- A U.S. government push to develop an official cryptocurrency and regulate crypto in general.
- A general high-tech push against hacking, ransomware, and fraud.
When the United States government becomes interested in something like crypto, and actually makes noises about regulating it, those with a sense of history sit up and take notice. Why? Because of past government decisions about highly technical issues where the decision-makers had little or no technical expertise. And that is a recipe for trouble, especially in crypto.
Regulators Who Don’t Know What They Are Regulating
The Communications Decency Act of 1996 is an excellent example. This federal law made it a crime to “knowingly” transmit “obscene or indecent” media to anyone under the age of 18. This law was passed with the Internet in mind, but with no technical understanding of how the law would actually be enforceable.
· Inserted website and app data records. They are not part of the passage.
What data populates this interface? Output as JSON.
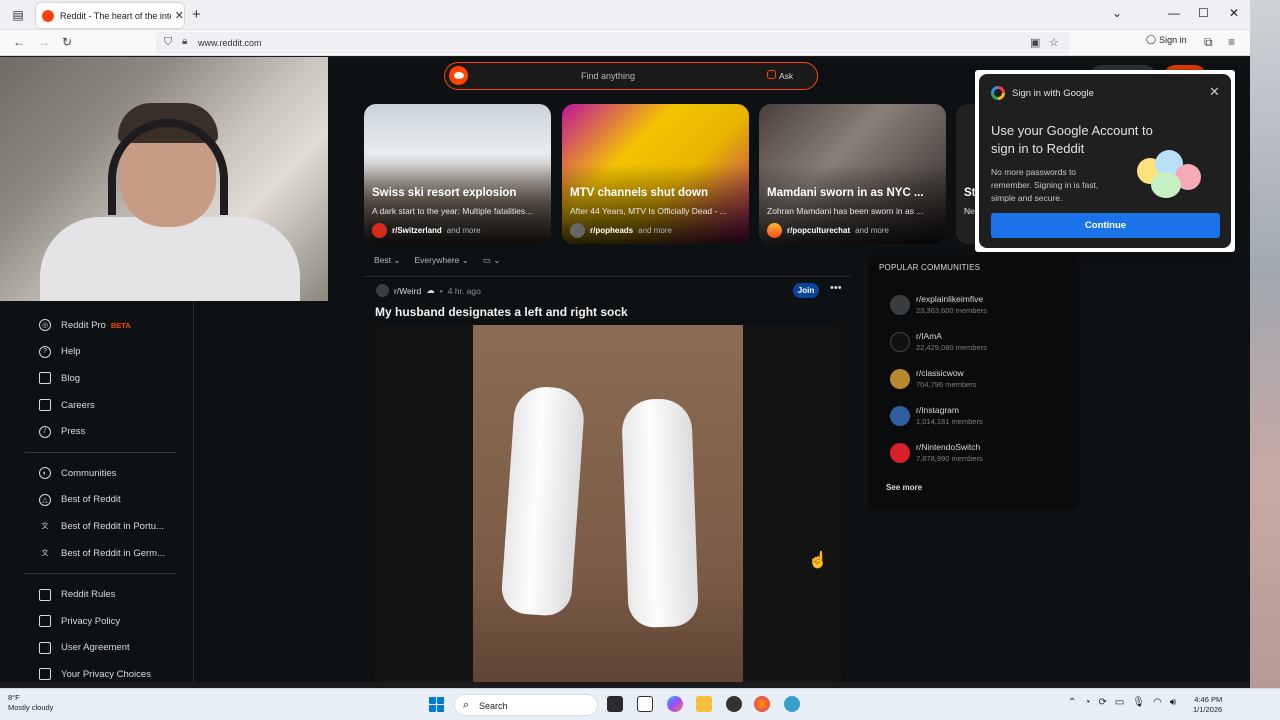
{
  "browser": {
    "tab_title": "Reddit - The heart of the internet",
    "url": "www.reddit.com",
    "signin_label": "Sign in"
  },
  "header": {
    "search_placeholder": "Find anything",
    "ask_label": "Ask"
  },
  "trending": [
    {
      "headline": "Swiss ski resort explosion",
      "sub": "A dark start to the year: Multiple fatalities...",
      "community": "r/Switzerland",
      "more": "and more",
      "color": "#dfe3e8"
    },
    {
      "headline": "MTV channels shut down",
      "sub": "After 44 Years, MTV Is Officially Dead - ...",
      "community": "r/popheads",
      "more": "and more",
      "color": "#c9168c"
    },
    {
      "headline": "Mamdani sworn in as NYC ...",
      "sub": "Zohran Mamdani has been sworn in as ...",
      "community": "r/popculturechat",
      "more": "and more",
      "color": "#3b3533"
    },
    {
      "headline": "St",
      "sub": "Ne",
      "community": "",
      "more": "",
      "color": "#222"
    }
  ],
  "feed_controls": {
    "sort": "Best",
    "scope": "Everywhere",
    "view": "▭"
  },
  "post": {
    "community": "r/Weird",
    "time": "4 hr. ago",
    "join_label": "Join",
    "title": "My husband designates a left and right sock"
  },
  "sidebar": {
    "items": [
      {
        "label": "Reddit Pro",
        "badge": "BETA",
        "icon": "pro-icon"
      },
      {
        "label": "Help",
        "icon": "help-icon"
      },
      {
        "label": "Blog",
        "icon": "book-icon"
      },
      {
        "label": "Careers",
        "icon": "briefcase-icon"
      },
      {
        "label": "Press",
        "icon": "mic-icon"
      },
      {
        "label": "Communities",
        "icon": "communities-icon"
      },
      {
        "label": "Best of Reddit",
        "icon": "star-icon"
      },
      {
        "label": "Best of Reddit in Portu...",
        "icon": "translate-icon"
      },
      {
        "label": "Best of Reddit in Germ...",
        "icon": "translate-icon"
      },
      {
        "label": "Reddit Rules",
        "icon": "book-icon"
      },
      {
        "label": "Privacy Policy",
        "icon": "book-icon"
      },
      {
        "label": "User Agreement",
        "icon": "book-icon"
      },
      {
        "label": "Your Privacy Choices",
        "icon": "book-icon"
      }
    ]
  },
  "popular": {
    "heading": "POPULAR COMMUNITIES",
    "items": [
      {
        "name": "r/explainlikeimfive",
        "members": "23,363,600 members",
        "color": "#3a3d40"
      },
      {
        "name": "r/IAmA",
        "members": "22,429,080 members",
        "color": "#111"
      },
      {
        "name": "r/classicwow",
        "members": "704,796 members",
        "color": "#b8892a"
      },
      {
        "name": "r/Instagram",
        "members": "1,014,181 members",
        "color": "#2e5f9e"
      },
      {
        "name": "r/NintendoSwitch",
        "members": "7,878,990 members",
        "color": "#d8202a"
      }
    ],
    "see_more": "See more"
  },
  "google_popup": {
    "title": "Sign in with Google",
    "heading": "Use your Google Account to sign in to Reddit",
    "body": "No more passwords to remember. Signing in is fast, simple and secure.",
    "button": "Continue"
  },
  "taskbar": {
    "temp": "8°F",
    "weather": "Mostly cloudy",
    "search": "Search",
    "time": "4:46 PM",
    "date": "1/1/2026"
  }
}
Ultimately this law was overturned by the Supreme Court for being overbroad and a violation of protected speech under the First Amendment. But the larger problem remained unaddressed–how was the federal government supposed to actually regulate “decency” on the internet?
When the lawyers keen on regulating crypto get those regulatory wheels moving, there are no guarantees history won’t repeat itself when it comes to people with no training, context, or experience making decisions about crypto and the law.
The motivations behind regulating crypto are decent enough; who wants to be left behind when there are new innovations in trustless transactions, and peer-to-peer trading?
Who wants to ignore potential solutions to problems related to the weaknesses of fiat currencies, and who wants to basically remain a Luddite in a time of incredible change?
But regulation should not be done in an expertise vacuum. It should be well informed by crypto users and those with expertise in the technology. Lawyers and politicians who have to be told what an NFT is should have no say in matters related to the technical administration and governance of crypto without an informed panel or group to advise them.
And not all government regulation is benign. In China, development of a virtual yuan tied to the fiat currency of the same name has implications far beyond the evolution of money in that society.
Any authoritarian government with an interest in tech and crypto is sure to infect that technology with state-level spyware measures, tracking, and/or other anti-privacy measures as a means of hedging its bet on its own citizens. And that brings us full circle back to war and crypto.
War And Crypto
There are may articles online discussing the war between Russia and Ukraine as it relates to crypto, using plenty of historic comparisons to how gold was used as an investment during the last two World Wars as a barometer of what may happen with cryptocurrency going forward.
But looking to those conflicts and societies of decades past could be a mistake if you’re trying to read the “tea leaves of history”.
Instead, what pundits and technology writers ought to be doing is looking forward with the understanding that the most likely end result of the war on Russia from a crypto perspective? That thanks to the sanctions on Russia and that nation’s attempts to side step them, more international scrutiny and regulation of cryptocurrency is coming.
If you don’t believe that, you are invited to consider the last time a major game-changing technology was developed and deployed by a country where no prior regulation or even understanding of the technology existed.
The new tech was unveiled to the public on two occasions, and ever since there has been a very strong international interest in regulating and controlling that technology for the protection of all involved.
We’re talking about the technology developed in the 1940s that led to the use of the atomic bomb in the war in the Pacific. No, cryptocurrency does not have the same destructive potential nor does it pose the same kind of existential threat to the entire globe.
But the level of international scrutiny on crypto leads some thinkers to believe that an international consensus on virtual currencies may not be far behind the end of the war in Ukraine, whenever that may be.